• [Exercise objective]:
Only lines holding "title" are wanted; copy each of them from the records below.

• [Data under study]:
================

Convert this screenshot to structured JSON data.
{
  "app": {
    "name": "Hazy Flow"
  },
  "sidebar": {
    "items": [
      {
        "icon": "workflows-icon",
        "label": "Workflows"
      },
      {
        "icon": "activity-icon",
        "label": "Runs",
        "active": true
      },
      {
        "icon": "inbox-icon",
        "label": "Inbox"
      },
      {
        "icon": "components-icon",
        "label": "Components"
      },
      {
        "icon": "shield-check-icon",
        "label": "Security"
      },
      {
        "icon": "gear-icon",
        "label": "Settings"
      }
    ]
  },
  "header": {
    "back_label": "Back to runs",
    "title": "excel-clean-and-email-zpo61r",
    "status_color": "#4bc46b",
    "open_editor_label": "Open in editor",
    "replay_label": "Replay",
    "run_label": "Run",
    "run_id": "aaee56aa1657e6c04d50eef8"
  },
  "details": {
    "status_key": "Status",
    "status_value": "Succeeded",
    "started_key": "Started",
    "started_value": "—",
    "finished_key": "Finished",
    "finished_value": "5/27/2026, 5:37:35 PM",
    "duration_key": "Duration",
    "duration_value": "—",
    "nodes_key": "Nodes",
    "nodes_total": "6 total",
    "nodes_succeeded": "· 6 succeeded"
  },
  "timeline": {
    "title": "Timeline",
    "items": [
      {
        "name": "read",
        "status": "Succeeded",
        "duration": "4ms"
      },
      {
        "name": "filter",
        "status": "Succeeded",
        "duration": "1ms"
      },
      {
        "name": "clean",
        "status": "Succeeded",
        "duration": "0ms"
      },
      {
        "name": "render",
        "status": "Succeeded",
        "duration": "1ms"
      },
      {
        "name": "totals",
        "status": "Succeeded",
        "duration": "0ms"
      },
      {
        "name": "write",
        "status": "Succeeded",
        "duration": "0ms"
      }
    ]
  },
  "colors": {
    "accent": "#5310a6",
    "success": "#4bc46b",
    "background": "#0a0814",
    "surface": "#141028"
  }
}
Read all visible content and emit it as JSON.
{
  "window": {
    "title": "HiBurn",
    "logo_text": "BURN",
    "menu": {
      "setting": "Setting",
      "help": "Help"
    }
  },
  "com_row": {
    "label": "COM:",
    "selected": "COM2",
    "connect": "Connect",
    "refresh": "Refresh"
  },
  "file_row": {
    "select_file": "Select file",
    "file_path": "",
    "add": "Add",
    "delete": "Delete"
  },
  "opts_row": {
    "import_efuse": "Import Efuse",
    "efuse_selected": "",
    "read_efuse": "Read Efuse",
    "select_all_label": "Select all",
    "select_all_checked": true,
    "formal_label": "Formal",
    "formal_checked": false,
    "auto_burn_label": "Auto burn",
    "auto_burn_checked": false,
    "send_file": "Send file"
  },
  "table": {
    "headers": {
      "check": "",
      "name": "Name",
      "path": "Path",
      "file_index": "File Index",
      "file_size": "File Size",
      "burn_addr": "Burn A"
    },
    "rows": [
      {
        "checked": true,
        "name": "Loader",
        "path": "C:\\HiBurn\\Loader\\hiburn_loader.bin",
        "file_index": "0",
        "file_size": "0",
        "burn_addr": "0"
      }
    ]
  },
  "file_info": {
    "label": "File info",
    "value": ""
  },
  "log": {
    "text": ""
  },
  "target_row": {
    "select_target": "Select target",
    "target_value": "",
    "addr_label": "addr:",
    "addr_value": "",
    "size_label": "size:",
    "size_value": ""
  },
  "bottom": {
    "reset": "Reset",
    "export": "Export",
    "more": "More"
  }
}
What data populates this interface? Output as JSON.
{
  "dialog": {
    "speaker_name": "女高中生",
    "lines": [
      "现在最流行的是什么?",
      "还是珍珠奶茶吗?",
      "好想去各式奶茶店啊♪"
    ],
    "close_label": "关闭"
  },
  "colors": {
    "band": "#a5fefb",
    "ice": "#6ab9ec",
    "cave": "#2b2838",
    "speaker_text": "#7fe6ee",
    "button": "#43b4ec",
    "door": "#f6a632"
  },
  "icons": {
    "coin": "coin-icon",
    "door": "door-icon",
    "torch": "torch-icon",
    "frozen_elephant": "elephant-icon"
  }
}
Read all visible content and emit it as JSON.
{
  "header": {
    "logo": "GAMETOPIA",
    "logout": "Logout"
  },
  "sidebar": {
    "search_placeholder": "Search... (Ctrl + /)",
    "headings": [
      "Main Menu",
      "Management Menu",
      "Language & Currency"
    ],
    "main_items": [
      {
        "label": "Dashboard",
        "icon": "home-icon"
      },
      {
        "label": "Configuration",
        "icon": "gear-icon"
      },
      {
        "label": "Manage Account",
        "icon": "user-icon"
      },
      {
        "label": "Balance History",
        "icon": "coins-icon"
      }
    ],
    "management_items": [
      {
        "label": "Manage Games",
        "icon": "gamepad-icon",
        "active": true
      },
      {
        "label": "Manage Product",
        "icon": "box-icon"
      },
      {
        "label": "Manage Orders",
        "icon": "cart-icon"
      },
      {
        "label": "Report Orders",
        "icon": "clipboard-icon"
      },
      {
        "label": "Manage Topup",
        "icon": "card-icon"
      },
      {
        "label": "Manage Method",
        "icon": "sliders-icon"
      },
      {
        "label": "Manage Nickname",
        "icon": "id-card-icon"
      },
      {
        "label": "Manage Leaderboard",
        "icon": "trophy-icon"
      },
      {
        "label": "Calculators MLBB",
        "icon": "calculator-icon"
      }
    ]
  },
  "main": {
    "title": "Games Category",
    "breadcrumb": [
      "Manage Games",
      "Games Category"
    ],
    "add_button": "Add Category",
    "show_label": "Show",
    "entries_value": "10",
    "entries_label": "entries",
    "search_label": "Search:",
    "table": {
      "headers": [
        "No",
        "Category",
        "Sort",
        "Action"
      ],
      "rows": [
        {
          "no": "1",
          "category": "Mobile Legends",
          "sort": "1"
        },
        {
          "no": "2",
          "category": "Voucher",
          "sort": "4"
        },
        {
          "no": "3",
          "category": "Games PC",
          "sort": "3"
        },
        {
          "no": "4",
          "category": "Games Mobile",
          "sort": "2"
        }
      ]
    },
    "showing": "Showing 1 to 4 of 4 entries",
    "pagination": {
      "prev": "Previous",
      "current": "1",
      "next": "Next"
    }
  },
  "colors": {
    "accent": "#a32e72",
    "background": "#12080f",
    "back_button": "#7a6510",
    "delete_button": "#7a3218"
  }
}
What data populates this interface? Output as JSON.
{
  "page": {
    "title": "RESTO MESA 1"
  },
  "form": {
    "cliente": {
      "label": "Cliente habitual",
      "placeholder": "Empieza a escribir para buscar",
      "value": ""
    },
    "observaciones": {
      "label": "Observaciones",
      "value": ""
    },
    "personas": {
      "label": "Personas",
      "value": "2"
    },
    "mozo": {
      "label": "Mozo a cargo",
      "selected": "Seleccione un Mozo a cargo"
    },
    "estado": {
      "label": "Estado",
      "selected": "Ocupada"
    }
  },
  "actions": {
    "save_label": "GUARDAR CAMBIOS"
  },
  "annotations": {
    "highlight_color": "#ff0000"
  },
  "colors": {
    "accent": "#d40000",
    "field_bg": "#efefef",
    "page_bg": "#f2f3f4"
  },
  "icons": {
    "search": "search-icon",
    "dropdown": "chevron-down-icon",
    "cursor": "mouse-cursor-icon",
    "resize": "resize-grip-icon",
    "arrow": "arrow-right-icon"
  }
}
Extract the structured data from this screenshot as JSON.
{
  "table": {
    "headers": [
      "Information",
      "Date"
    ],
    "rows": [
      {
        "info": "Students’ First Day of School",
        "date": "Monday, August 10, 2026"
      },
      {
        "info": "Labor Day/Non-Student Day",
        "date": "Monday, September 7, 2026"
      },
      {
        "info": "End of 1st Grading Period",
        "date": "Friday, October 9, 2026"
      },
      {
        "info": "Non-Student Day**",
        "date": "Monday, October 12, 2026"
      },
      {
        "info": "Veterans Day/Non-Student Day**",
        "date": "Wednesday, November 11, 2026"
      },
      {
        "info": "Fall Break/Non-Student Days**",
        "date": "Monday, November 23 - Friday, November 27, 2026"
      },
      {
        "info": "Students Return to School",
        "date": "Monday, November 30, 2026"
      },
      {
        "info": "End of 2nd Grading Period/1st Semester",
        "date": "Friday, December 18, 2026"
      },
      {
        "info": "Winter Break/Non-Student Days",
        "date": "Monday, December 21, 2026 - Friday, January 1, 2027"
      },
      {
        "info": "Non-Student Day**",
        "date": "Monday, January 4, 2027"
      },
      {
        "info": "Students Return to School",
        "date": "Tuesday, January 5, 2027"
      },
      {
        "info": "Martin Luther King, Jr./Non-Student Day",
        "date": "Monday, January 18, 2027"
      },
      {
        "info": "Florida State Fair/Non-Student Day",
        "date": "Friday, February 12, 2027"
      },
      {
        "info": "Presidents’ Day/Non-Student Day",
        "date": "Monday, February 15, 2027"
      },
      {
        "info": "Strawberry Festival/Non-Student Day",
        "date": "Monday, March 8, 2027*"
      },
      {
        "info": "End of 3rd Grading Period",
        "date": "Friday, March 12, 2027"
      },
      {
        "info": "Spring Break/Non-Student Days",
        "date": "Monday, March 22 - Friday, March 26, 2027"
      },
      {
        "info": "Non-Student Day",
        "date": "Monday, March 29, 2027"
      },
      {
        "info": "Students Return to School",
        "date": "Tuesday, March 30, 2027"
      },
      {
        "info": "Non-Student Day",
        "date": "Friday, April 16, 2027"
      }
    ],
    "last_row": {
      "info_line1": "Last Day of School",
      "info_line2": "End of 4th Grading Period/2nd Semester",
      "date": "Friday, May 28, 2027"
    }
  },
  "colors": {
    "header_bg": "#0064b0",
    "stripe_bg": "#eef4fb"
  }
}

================

• [Solution]:
    "title": "excel-clean-and-email-zpo61r",
    "title": "Timeline",
    "title": "HiBurn",
    "title": "Games Category",
    "title": "RESTO MESA 1"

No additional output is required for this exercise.